The euro zone is doing better, but its latest improvements are worryingly uneven. Germany remains far ahead. This unbalanced recovery could lead to more trouble.
Euro zone business activity hit an unexpected 26-month high in August, according to the monthly Markit composite survey of purchasing managers. The improvement will fuel hopes that the much-anticipated euro zone recovery is finally gaining momentum.
This no longer looks totally like wishful thinking. Euro zone GDP grew 0.3 percent in the second quarter, beating forecasts and expanding for the first time since 2011. But as with the latest PMI improvement, Europe’s largest economy stood out. Germany grew 0.7 percent – second only to Portugal, whose 1.1 percent expansion looks like a statistical aberration.
Flourishing Germany contributed 28 percent of the euro zone’s total GDP in 2012, but it is premature to speak of a recovery for many of the countries of the other two-thirds. GDP in the Netherlands, usually counted as a European core, shrank in the quarter, and its outlook for the year looks bleak. Greece and Cyprus are faring much worse. In fact, the non-German euro zone grew by a miniscule 0.1 percent. There would have been no growth at all without an unexpected boost from France.
While the most recent economic indicators are improving – or less terrible, anyway – they remain severely unbalanced. The unemployment rate in Greece is almost 30 percent; in Germany it is 5 percent. Greeks can read about a euro zone recovery, but few of them feel it. The same is true for Spanish and Portuguese businesses, with minimal access to credit and painfully high borrowing rates.

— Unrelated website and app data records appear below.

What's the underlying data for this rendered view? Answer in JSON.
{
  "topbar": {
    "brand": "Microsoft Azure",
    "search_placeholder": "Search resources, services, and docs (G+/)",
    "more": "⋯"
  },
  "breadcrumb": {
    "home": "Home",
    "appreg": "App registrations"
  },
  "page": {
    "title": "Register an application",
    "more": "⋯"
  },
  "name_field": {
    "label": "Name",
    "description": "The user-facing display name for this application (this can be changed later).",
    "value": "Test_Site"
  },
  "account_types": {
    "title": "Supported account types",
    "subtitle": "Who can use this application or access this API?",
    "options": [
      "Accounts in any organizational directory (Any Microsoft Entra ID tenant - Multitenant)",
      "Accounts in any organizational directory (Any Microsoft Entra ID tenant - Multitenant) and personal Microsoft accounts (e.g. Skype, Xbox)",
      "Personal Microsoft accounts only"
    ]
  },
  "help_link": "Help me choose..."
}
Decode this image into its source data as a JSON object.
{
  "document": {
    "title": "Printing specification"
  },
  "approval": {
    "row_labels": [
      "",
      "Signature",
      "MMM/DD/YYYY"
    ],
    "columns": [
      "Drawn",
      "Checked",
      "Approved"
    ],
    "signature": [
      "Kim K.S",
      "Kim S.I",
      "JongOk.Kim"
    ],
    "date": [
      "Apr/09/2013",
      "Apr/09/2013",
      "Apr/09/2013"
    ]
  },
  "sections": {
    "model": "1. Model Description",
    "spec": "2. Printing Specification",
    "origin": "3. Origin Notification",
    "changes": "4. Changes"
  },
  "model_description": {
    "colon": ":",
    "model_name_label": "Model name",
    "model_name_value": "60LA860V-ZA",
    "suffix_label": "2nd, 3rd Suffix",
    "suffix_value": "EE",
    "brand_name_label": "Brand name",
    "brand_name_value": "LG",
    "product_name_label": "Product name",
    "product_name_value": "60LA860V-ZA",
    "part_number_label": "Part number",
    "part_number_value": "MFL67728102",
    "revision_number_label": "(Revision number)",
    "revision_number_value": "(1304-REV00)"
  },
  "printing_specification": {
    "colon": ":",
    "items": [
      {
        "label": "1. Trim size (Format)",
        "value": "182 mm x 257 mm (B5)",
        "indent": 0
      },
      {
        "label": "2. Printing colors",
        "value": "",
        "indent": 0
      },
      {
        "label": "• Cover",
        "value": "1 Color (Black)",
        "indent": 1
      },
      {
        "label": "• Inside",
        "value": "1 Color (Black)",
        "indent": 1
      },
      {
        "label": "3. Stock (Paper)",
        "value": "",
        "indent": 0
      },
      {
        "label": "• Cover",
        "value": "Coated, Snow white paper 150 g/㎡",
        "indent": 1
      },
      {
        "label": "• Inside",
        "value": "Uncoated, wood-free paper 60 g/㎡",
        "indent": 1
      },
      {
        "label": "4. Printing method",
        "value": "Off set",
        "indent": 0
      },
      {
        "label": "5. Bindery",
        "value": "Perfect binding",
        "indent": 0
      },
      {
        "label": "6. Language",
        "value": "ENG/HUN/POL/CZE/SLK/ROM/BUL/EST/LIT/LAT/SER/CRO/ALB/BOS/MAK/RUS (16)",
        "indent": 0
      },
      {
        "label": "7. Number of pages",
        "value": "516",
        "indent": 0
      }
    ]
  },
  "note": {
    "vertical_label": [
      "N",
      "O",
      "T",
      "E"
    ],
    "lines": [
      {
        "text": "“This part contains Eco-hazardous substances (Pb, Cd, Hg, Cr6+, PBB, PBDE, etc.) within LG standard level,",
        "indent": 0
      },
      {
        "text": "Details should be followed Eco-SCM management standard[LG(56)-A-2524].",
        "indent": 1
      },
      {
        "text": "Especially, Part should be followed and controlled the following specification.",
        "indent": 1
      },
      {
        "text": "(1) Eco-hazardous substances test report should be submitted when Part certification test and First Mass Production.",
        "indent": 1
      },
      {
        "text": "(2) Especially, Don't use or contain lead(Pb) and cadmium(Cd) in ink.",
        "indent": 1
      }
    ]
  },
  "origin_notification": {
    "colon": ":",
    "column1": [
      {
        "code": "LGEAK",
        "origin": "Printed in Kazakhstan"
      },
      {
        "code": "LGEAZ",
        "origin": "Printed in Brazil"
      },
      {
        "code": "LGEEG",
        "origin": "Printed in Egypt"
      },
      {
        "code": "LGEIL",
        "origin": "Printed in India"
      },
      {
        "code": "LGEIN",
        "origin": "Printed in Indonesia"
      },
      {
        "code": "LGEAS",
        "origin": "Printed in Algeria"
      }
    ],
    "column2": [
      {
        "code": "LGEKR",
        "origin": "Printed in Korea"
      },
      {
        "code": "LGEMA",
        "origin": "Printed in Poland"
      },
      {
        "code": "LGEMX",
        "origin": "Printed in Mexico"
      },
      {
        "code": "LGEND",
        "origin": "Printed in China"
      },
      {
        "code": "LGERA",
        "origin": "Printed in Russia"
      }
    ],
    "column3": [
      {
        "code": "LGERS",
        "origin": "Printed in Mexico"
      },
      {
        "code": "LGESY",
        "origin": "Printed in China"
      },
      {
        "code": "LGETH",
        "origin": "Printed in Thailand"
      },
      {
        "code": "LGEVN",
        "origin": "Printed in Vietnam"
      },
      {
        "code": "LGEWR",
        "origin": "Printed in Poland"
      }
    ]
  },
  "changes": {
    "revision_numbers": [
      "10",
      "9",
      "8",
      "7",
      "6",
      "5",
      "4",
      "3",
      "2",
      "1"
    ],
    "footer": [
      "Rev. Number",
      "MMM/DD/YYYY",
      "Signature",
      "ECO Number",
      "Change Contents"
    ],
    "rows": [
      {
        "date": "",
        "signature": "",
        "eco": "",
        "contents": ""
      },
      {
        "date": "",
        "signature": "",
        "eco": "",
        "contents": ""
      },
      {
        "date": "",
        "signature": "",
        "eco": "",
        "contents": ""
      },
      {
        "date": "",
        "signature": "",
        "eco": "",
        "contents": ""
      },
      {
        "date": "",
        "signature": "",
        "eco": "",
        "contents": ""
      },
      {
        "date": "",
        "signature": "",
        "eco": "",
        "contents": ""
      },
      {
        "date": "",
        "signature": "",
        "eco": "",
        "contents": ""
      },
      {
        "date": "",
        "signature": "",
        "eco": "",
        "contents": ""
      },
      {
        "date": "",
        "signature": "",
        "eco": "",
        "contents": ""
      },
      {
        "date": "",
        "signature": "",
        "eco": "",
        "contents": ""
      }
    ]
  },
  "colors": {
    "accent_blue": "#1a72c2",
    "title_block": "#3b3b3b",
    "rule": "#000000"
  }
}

Of course, a strong Germany is better for the euro zone than a weak one. It will import more from its neighbours and its strength will support confidence in the region. But persistent growth imbalances can lead to other problems. Resentment and reform fatigue will worsen as divisions deepen between strong and weak and between borrowers and lenders. A strong region-wide performance could take away pressure for hard reforms in laggard members.
A German stumble would make the recovery more balanced, but it would be better if the non-German part of the euro zone caught up.